But the 2019-20 state report cards do not include overall grades or the usual detail on student achievement, performance index, year-over-year growth and gap closing,
Lowest in Butler County was earned by Hamilton Schools at 77.1 percent, New Miami Schools at 87.5 percent and Middletown at 89.4 percent.
State and area school officials, however, cautioned any review of the state’s incomplete annual report card has to take into account the extraordinary impact of the coronavirus shutdowns, which forced school districts to scramble to offer students remote learning from home.
Madison Schools Superintendent Lisa Tuttle-Huff said the annual Ohio report has long been criticized by many as only a limited-scope, snapshot of a district’s academic quality.
“Graduation rates are a good indication that schools are making sure that students have the academic knowledge; however, academics alone are not sufficient to assure life success,” said Tuttle-Huff, whose district saw a graduation rate saw a decrease from 94.5 for the 2018-19 school year to 93.5 in 2019-20.

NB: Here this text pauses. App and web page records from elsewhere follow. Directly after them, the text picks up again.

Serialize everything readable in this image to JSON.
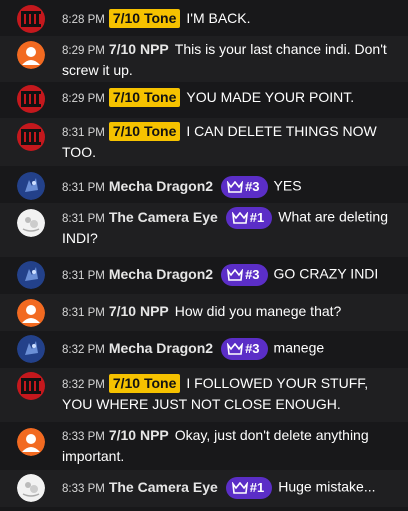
{
  "messages": [
    {
      "avatar": "tone-avatar",
      "time": "8:28 PM",
      "user": "7/10 Tone",
      "badge_type": "tone",
      "text": "I'M BACK."
    },
    {
      "avatar": "npp-avatar",
      "time": "8:29 PM",
      "user": "7/10 NPP",
      "badge_type": "none",
      "text": "This is your last chance indi. Don't screw it up."
    },
    {
      "avatar": "tone-avatar",
      "time": "8:29 PM",
      "user": "7/10 Tone",
      "badge_type": "tone",
      "text": "YOU MADE YOUR POINT."
    },
    {
      "avatar": "tone-avatar",
      "time": "8:31 PM",
      "user": "7/10 Tone",
      "badge_type": "tone",
      "text": "I CAN DELETE THINGS NOW TOO."
    },
    {
      "avatar": "dragon-avatar",
      "time": "8:31 PM",
      "user": "Mecha Dragon2",
      "badge_type": "rank",
      "rank": "#3",
      "text": "YES"
    },
    {
      "avatar": "eye-avatar",
      "time": "8:31 PM",
      "user": "The Camera Eye",
      "badge_type": "rank",
      "rank": "#1",
      "text": "What are deleting INDI?"
    },
    {
      "avatar": "dragon-avatar",
      "time": "8:31 PM",
      "user": "Mecha Dragon2",
      "badge_type": "rank",
      "rank": "#3",
      "text": "GO CRAZY INDI"
    },
    {
      "avatar": "npp-avatar",
      "time": "8:31 PM",
      "user": "7/10 NPP",
      "badge_type": "none",
      "text": "How did you manege that?"
    },
    {
      "avatar": "dragon-avatar",
      "time": "8:32 PM",
      "user": "Mecha Dragon2",
      "badge_type": "rank",
      "rank": "#3",
      "text": "manege"
    },
    {
      "avatar": "tone-avatar",
      "time": "8:32 PM",
      "user": "7/10 Tone",
      "badge_type": "tone",
      "text": "I FOLLOWED YOUR STUFF, YOU WHERE JUST NOT CLOSE ENOUGH."
    },
    {
      "avatar": "npp-avatar",
      "time": "8:33 PM",
      "user": "7/10 NPP",
      "badge_type": "none",
      "text": "Okay, just don't delete anything important."
    },
    {
      "avatar": "eye-avatar",
      "time": "8:33 PM",
      "user": "The Camera Eye",
      "badge_type": "rank",
      "rank": "#1",
      "text": "Huge mistake..."
    }
  ],
  "colors": {
    "background": "#18181a",
    "alt_row": "#1f1f21",
    "tone_badge": "#f6c200",
    "rank_badge": "#5b2ec7",
    "npp_avatar": "#f26a21",
    "tone_avatar": "#c4181d"
  }
}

“Students need to graduate being future ready, which means students have the content knowledge, the habits of success, the creative know how, and the way-finding abilities to successfully navigate life. Basically, our students need skills that help them to navigate a career and life. This is what we should be measuring, not just how students perform on tests,” said Tuttle-Huff.
Betsy Fuller, spokeswoman for Lakota Schools, said the 16,800-student district provides its own annual quality report card to the public, which includes many measurements not included in the state’s annual assessment.

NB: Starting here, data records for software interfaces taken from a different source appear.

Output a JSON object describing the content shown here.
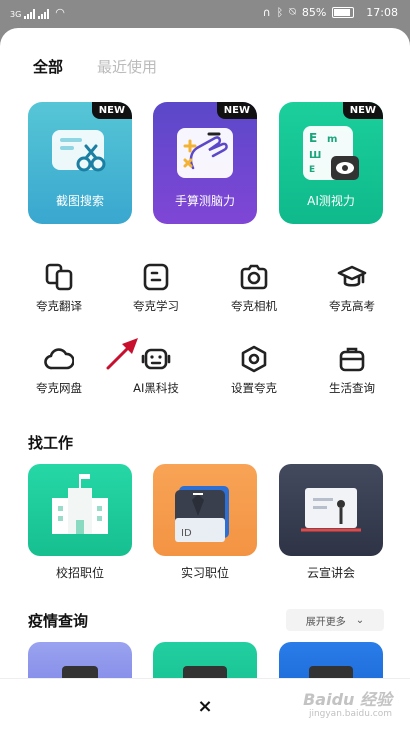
{
  "status_bar": {
    "network": "3G",
    "battery": "85%",
    "time": "17:08"
  },
  "tabs": [
    {
      "label": "全部",
      "active": true
    },
    {
      "label": "最近使用",
      "active": false
    }
  ],
  "features": [
    {
      "label": "截图搜索",
      "badge": "NEW",
      "color_top": "#56c6d6",
      "color_bottom": "#39a7cf"
    },
    {
      "label": "手算测脑力",
      "badge": "NEW",
      "color_top": "#5b48c9",
      "color_bottom": "#8046d6"
    },
    {
      "label": "AI测视力",
      "badge": "NEW",
      "color_top": "#1bcf9b",
      "color_bottom": "#0fb98b"
    }
  ],
  "grid_items": [
    {
      "label": "夸克翻译",
      "icon": "translate-icon"
    },
    {
      "label": "夸克学习",
      "icon": "study-icon"
    },
    {
      "label": "夸克相机",
      "icon": "camera-icon"
    },
    {
      "label": "夸克高考",
      "icon": "graduation-cap-icon"
    },
    {
      "label": "夸克网盘",
      "icon": "cloud-icon"
    },
    {
      "label": "AI黑科技",
      "icon": "robot-icon"
    },
    {
      "label": "设置夸克",
      "icon": "settings-icon"
    },
    {
      "label": "生活查询",
      "icon": "briefcase-icon"
    }
  ],
  "jobs": {
    "title": "找工作",
    "items": [
      {
        "label": "校招职位",
        "icon": "campus-building-icon"
      },
      {
        "label": "实习职位",
        "icon": "id-card-icon"
      },
      {
        "label": "云宣讲会",
        "icon": "lecture-board-icon"
      }
    ]
  },
  "epidemic": {
    "title": "疫情查询",
    "expand_label": "展开更多"
  },
  "close_label": "×",
  "watermark": {
    "brand": "Baidu 经验",
    "url": "jingyan.baidu.com"
  },
  "colors": {
    "annotation_arrow": "#c8102e"
  }
}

“The class of 2020, and all of our students, faced many challenges during this school year (and) we are incredibly proud of our graduates and our graduation rate,” said Fuller.

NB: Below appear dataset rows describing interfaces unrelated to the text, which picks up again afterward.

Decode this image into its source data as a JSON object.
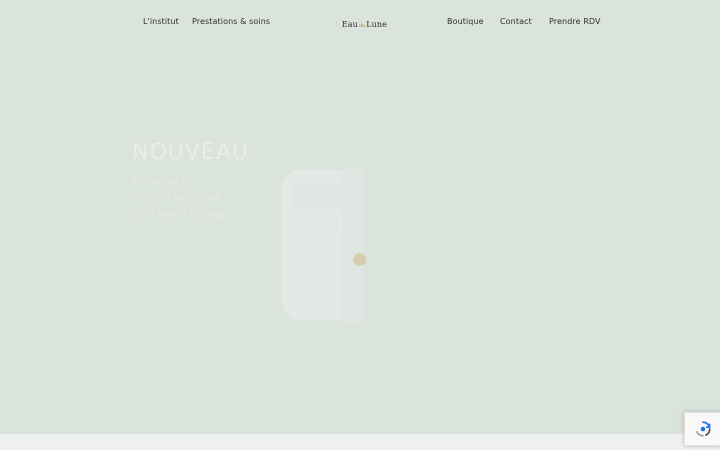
{
  "nav": {
    "left": [
      "L'institut",
      "Prestations & soins"
    ],
    "right": [
      "Boutique",
      "Contact",
      "Prendre RDV"
    ],
    "logo": {
      "prefix": "Eau",
      "middle": "de",
      "suffix": "Lune"
    }
  },
  "hero": {
    "title": "NOUVEAU",
    "subtitle": "Les soins du\ncontour des yeux\net le jardin Brunge"
  },
  "colors": {
    "background": "#dbe3dd",
    "accent": "#c9ae70"
  },
  "icons": {
    "captcha": "recaptcha-icon",
    "logo": "moon-icon"
  }
}
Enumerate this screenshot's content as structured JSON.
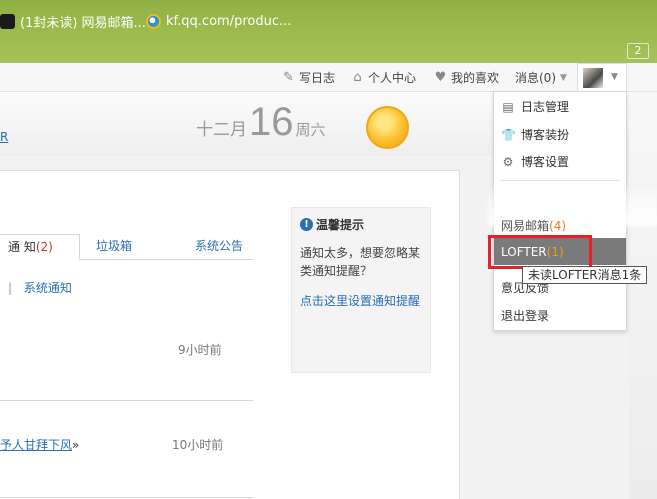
{
  "bookmarks": [
    {
      "label": "(1封未读) 网易邮箱...",
      "icon": "mail-favicon-icon"
    },
    {
      "label": "kf.qq.com/produc...",
      "icon": "qq-favicon-icon"
    }
  ],
  "tab_count": "2",
  "nav": {
    "write": "写日志",
    "center": "个人中心",
    "likes": "我的喜欢",
    "messages": "消息(0)"
  },
  "header": {
    "left_fragment": "R",
    "date_month": "十二月",
    "date_day": "16",
    "date_weekday": "周六"
  },
  "tabs": {
    "notice_label": "通 知",
    "notice_count": "(2)",
    "spam": "垃圾箱",
    "announce": "系统公告"
  },
  "subfilter": {
    "separator": "|",
    "label": "系统通知"
  },
  "notices": [
    {
      "time": "9小时前"
    },
    {
      "link_text": "予人甘拜下风",
      "suffix": "»",
      "time": "10小时前"
    }
  ],
  "tips": {
    "title": "温馨提示",
    "body": "通知太多，想要忽略某类通知提醒？",
    "link": "点击这里设置通知提醒"
  },
  "dropdown": {
    "logs": "日志管理",
    "decor": "博客装扮",
    "settings": "博客设置",
    "mail_label": "网易邮箱",
    "mail_count": "(4)",
    "lofter_label": "LOFTER",
    "lofter_count": "(1)",
    "feedback": "意见反馈",
    "logout": "退出登录"
  },
  "tooltip": "未读LOFTER消息1条",
  "colors": {
    "bookmark_bar": "#9bbb4d",
    "link_blue": "#2a6fb6",
    "highlight_red": "#e8202a",
    "lofter_bg": "#7a7a7a"
  }
}
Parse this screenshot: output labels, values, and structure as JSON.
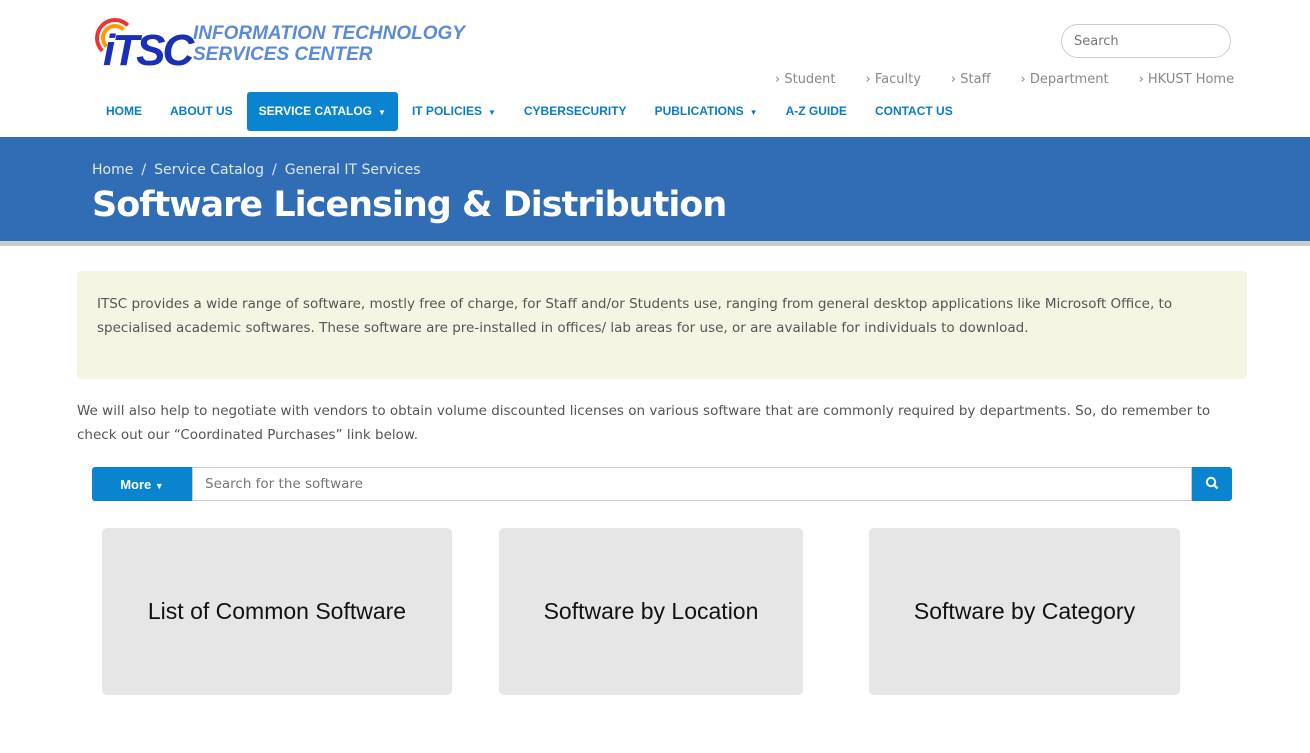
{
  "logo": {
    "mark": "iTSC",
    "line1": "INFORMATION TECHNOLOGY",
    "line2": "SERVICES CENTER"
  },
  "search_top": {
    "placeholder": "Search"
  },
  "quick_links": [
    "Student",
    "Faculty",
    "Staff",
    "Department",
    "HKUST Home"
  ],
  "nav": [
    "HOME",
    "ABOUT US",
    "SERVICE CATALOG",
    "IT POLICIES",
    "CYBERSECURITY",
    "PUBLICATIONS",
    "A-Z GUIDE",
    "CONTACT US"
  ],
  "breadcrumb": [
    "Home",
    "Service Catalog",
    "General IT Services"
  ],
  "page_title": "Software Licensing & Distribution",
  "intro": "ITSC provides a wide range of software, mostly free of charge, for Staff and/or Students use, ranging from general desktop applications like Microsoft Office, to specialised academic softwares. These software are pre-installed in offices/ lab areas for use, or are available for individuals to download.",
  "paragraph": "We will also help to negotiate with vendors to obtain volume discounted licenses on various software that are commonly required by departments. So, do remember to check out our “Coordinated Purchases” link below.",
  "software_search": {
    "more_label": "More",
    "placeholder": "Search for the software"
  },
  "cards": [
    "List of Common Software",
    "Software by Location",
    "Software by Category"
  ]
}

“While state testing is not a part of this year’s report card, assessment and accountability are still important to us at Lakota. We continue to assess student growth through our internal measures and use that data to guide instruction and make student-centered decisions,” she said.